§ **What you will do**:
What is needed is each line of the data below that holds the string "download".

§ **Dataset content**:

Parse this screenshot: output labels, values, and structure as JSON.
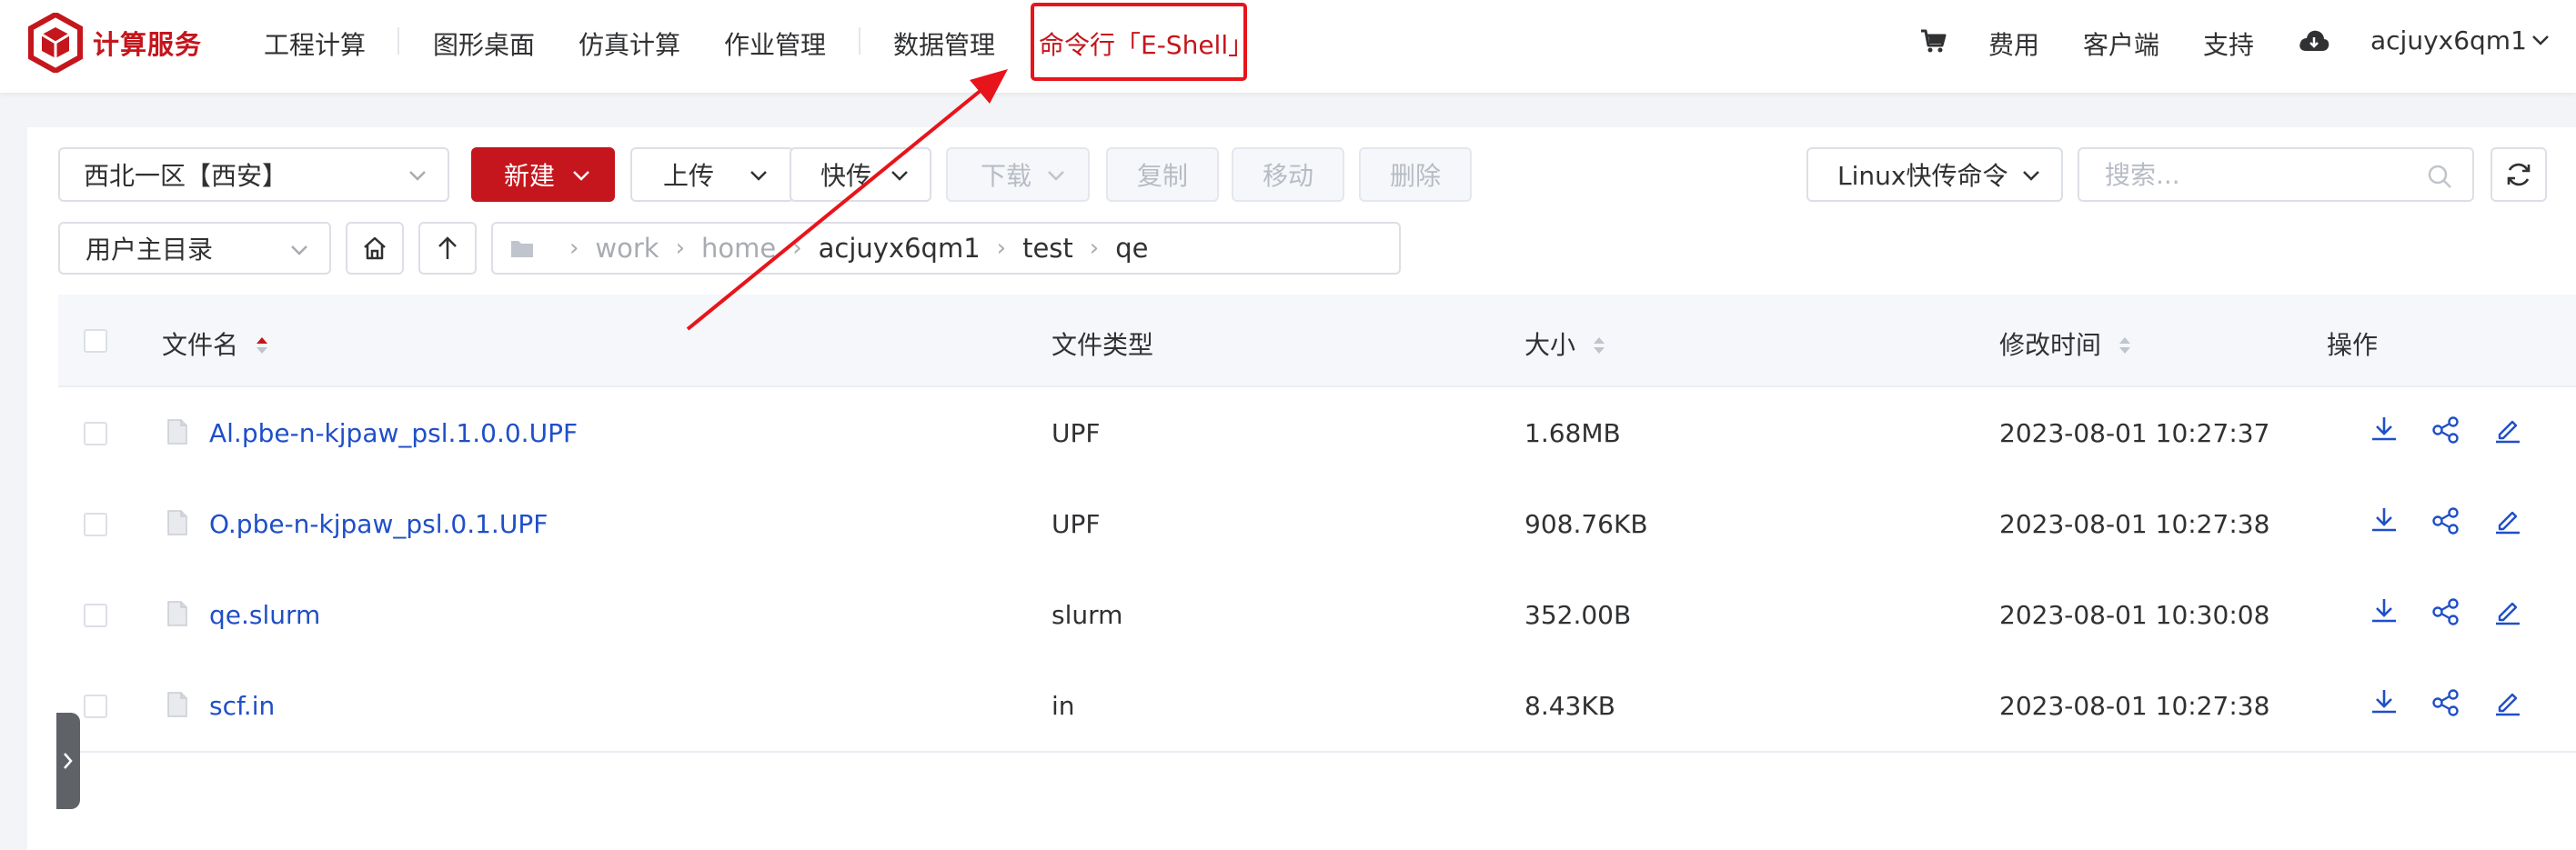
{
  "nav": {
    "brand": "计算服务",
    "items": [
      "工程计算",
      "图形桌面",
      "仿真计算",
      "作业管理",
      "数据管理",
      "命令行「E-Shell」"
    ],
    "right": {
      "cost": "费用",
      "client": "客户端",
      "support": "支持",
      "user": "acjuyx6qm1"
    }
  },
  "toolbar": {
    "region": "西北一区【西安】",
    "new": "新建",
    "upload": "上传",
    "fast_transfer": "快传",
    "download": "下载",
    "copy": "复制",
    "move": "移动",
    "delete": "删除",
    "linux_cmd": "Linux快传命令",
    "search_placeholder": "搜索..."
  },
  "path": {
    "scope": "用户主目录",
    "crumbs": [
      "work",
      "home",
      "acjuyx6qm1",
      "test",
      "qe"
    ]
  },
  "table": {
    "headers": {
      "name": "文件名",
      "type": "文件类型",
      "size": "大小",
      "modified": "修改时间",
      "actions": "操作"
    },
    "rows": [
      {
        "name": "Al.pbe-n-kjpaw_psl.1.0.0.UPF",
        "type": "UPF",
        "size": "1.68MB",
        "modified": "2023-08-01 10:27:37"
      },
      {
        "name": "O.pbe-n-kjpaw_psl.0.1.UPF",
        "type": "UPF",
        "size": "908.76KB",
        "modified": "2023-08-01 10:27:38"
      },
      {
        "name": "qe.slurm",
        "type": "slurm",
        "size": "352.00B",
        "modified": "2023-08-01 10:30:08"
      },
      {
        "name": "scf.in",
        "type": "in",
        "size": "8.43KB",
        "modified": "2023-08-01 10:27:38"
      }
    ]
  },
  "icons": {
    "logo": "cube-logo-icon",
    "cart": "cart-icon",
    "cloud": "cloud-download-icon",
    "home": "home-icon",
    "up": "arrow-up-icon",
    "folder": "folder-icon",
    "refresh": "refresh-icon",
    "search": "search-icon",
    "file": "file-icon",
    "row_actions": [
      "download-icon",
      "share-icon",
      "edit-icon"
    ]
  },
  "colors": {
    "brand": "#c4161c",
    "link": "#1f4fc8",
    "annotation": "#e8141b"
  }
}
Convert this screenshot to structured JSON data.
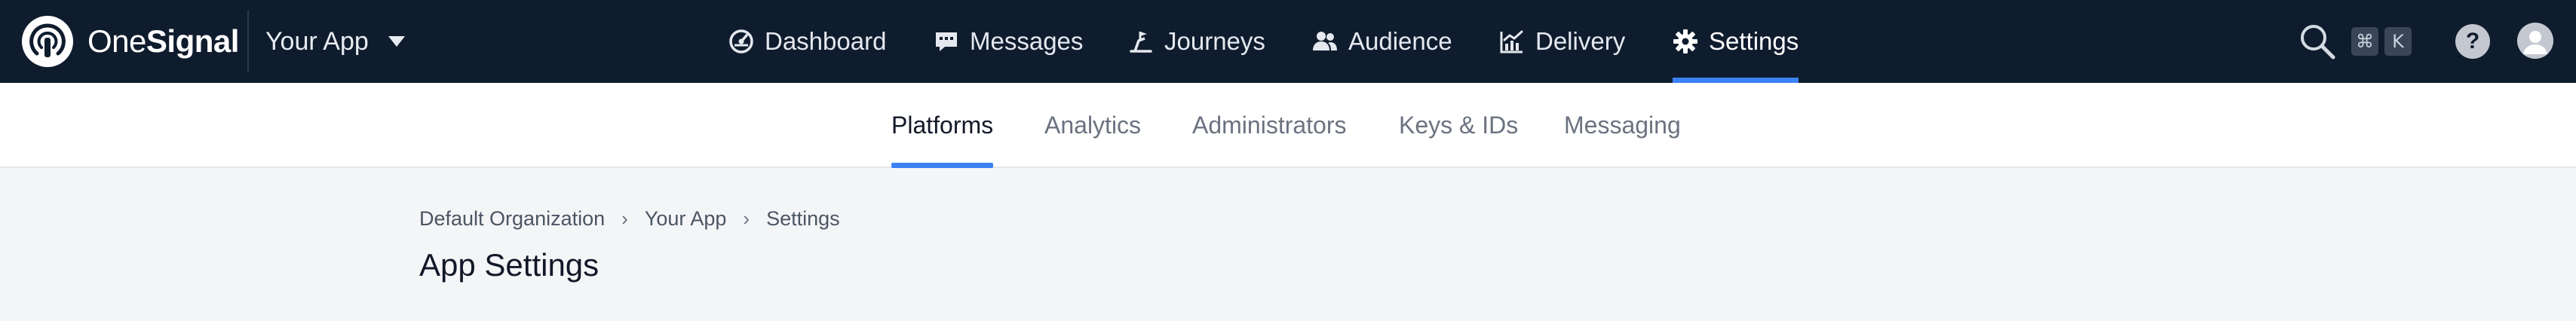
{
  "brand": {
    "one": "One",
    "signal": "Signal"
  },
  "app_switcher": {
    "label": "Your App"
  },
  "nav": {
    "items": [
      {
        "label": "Dashboard",
        "icon": "dashboard-icon",
        "active": false
      },
      {
        "label": "Messages",
        "icon": "message-icon",
        "active": false
      },
      {
        "label": "Journeys",
        "icon": "journeys-icon",
        "active": false
      },
      {
        "label": "Audience",
        "icon": "audience-icon",
        "active": false
      },
      {
        "label": "Delivery",
        "icon": "delivery-chart-icon",
        "active": false
      },
      {
        "label": "Settings",
        "icon": "gear-icon",
        "active": true
      }
    ]
  },
  "shortcut": {
    "cmd": "⌘",
    "key": "K"
  },
  "help": {
    "label": "?"
  },
  "subnav": {
    "tabs": [
      {
        "label": "Platforms",
        "active": true
      },
      {
        "label": "Analytics",
        "active": false
      },
      {
        "label": "Administrators",
        "active": false
      },
      {
        "label": "Keys & IDs",
        "active": false
      },
      {
        "label": "Messaging",
        "active": false
      }
    ]
  },
  "breadcrumb": {
    "items": [
      "Default Organization",
      "Your App",
      "Settings"
    ],
    "separator": "›"
  },
  "page": {
    "title": "App Settings"
  },
  "colors": {
    "topnav_bg": "#0f1c2e",
    "accent": "#3b82f6",
    "page_bg": "#f4f5f7",
    "subnav_bg": "#ffffff"
  }
}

§ **The answer**:
    "download": "下载",
    "cloud": "cloud-download-icon",
      "download-icon",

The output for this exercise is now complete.